South Korea renews vows of retaliation against North
Foreign ministers of US, Japan, S Korea will meet in Washington on Monday.
Seoul: South Korea`s new defence minister took office on Saturday and vowed a strong military response that would force rival North Korea to surrender if the communist nation attacks the South again.
Kim Kwan-jin`s predecessor resigned amid criticism that the government responded weakly to a North Korean artillery barrage November 23 on a South Korean island near their disputed western sea border that killed two South Korean marines and two civilians.
During a confirmation hearing on Friday, Kim warned South Korea would launch air strikes on the North if it stages another attack.
"If North Korea carries out a military provocation on our territory and people again, we must retaliate immediately and strongly until they completely surrender," Kim Kwan-jin said in his maiden speech on Saturday, made to senior military officials.
Kim also called for military readiness, saying North Korea would plot new provocations.
Skirmishes occur periodically along the two Koreas` disputed maritime border, but the latest assault was the first since the 1950-53 Korean War to target a civilian area.
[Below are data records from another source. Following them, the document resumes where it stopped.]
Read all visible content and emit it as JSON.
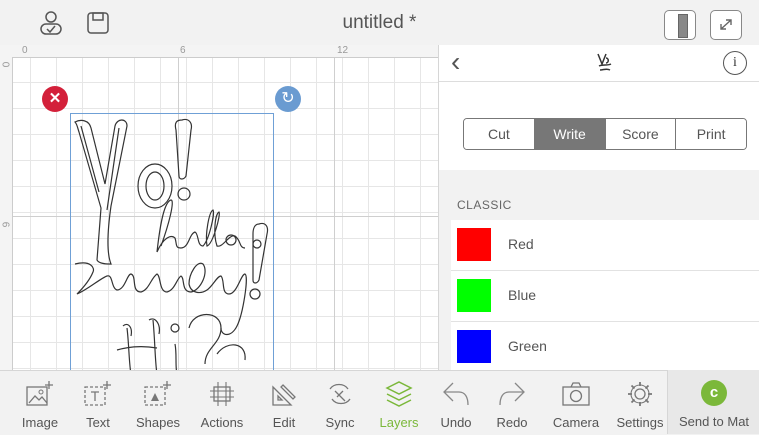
{
  "header": {
    "title": "untitled *"
  },
  "canvas": {
    "ruler_top": [
      "0",
      "6",
      "12"
    ],
    "ruler_left": [
      "0",
      "6"
    ]
  },
  "panel": {
    "tabs": [
      {
        "label": "Cut",
        "active": false
      },
      {
        "label": "Write",
        "active": true
      },
      {
        "label": "Score",
        "active": false
      },
      {
        "label": "Print",
        "active": false
      }
    ],
    "section": "CLASSIC",
    "pens": [
      {
        "name": "Red",
        "color": "#ff0000"
      },
      {
        "name": "Blue",
        "color": "#00ff00"
      },
      {
        "name": "Green",
        "color": "#0000ff"
      }
    ]
  },
  "toolbar": {
    "items": [
      {
        "label": "Image",
        "icon": "image-add-icon"
      },
      {
        "label": "Text",
        "icon": "text-add-icon"
      },
      {
        "label": "Shapes",
        "icon": "shapes-add-icon"
      },
      {
        "label": "Actions",
        "icon": "actions-icon"
      },
      {
        "label": "Edit",
        "icon": "edit-icon"
      },
      {
        "label": "Sync",
        "icon": "sync-icon"
      },
      {
        "label": "Layers",
        "icon": "layers-icon",
        "active": true
      },
      {
        "label": "Undo",
        "icon": "undo-icon"
      },
      {
        "label": "Redo",
        "icon": "redo-icon"
      },
      {
        "label": "Camera",
        "icon": "camera-icon"
      },
      {
        "label": "Settings",
        "icon": "settings-icon"
      }
    ],
    "send_label": "Send to Mat"
  },
  "colors": {
    "accent": "#7bb83a",
    "delete": "#d3203a",
    "rotate": "#6a9bd1"
  }
}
The November 23 attack came eight months after a North Korean torpedo strike on a South Korean warship killed 46 sailors — the worst attack on South Korea`s military since the war.
The attacks have called into question President Lee Myung-bak`s willingness to stand up to the North, despite his tough stance of refusing to coddle the reclusive regime since taking office nearly three years ago.
Lee must balance calls for a harsh response with the knowledge that Seoul — a city of more than 10 million people — is only 30 miles (50 kilometres) from the heavily militarised border and within easy range of North Korean artillery.
On Friday, the US Senate approved a resolution condemning North Korea`s attack and urging North Korea to halt all nuclear activities and refrain from any further actions that may destabilise the Korean peninsula.
"This brazen attack is one in a series of actions by the Government of North Korea that undermine regional peace and security, especially on the Korean peninsula," the resolution stated.
Also on Friday, US Secretary of State Hillary Rodham Clinton said that she will meet with her South Korean and Japanese counterparts on Monday in Washington "to review the approach we should be taking" over North Korea.
"What we object to is a pursuit of nuclear weapons that can be used to threaten and intimidate their neighbours and beyond," Hillary said in Bahrain. "That is unacceptable, and it is destabilising."
Hillary will hold a separate bilateral meeting with South Korean and Japanese foreign ministers on Monday before the three meet together on later that day, according to State Department spokesman PJ Crowley.
After quitting the six-nation talks in April 2009, North Korea has shown it is eager to restart them to gain much-needed fuel oil and aid in exchange for nuclear disarmament. However, the recent revelation that the North has developed a large uranium enrichment facility, giving it a new method for making material for bombs, has further called into question its intent to disarm.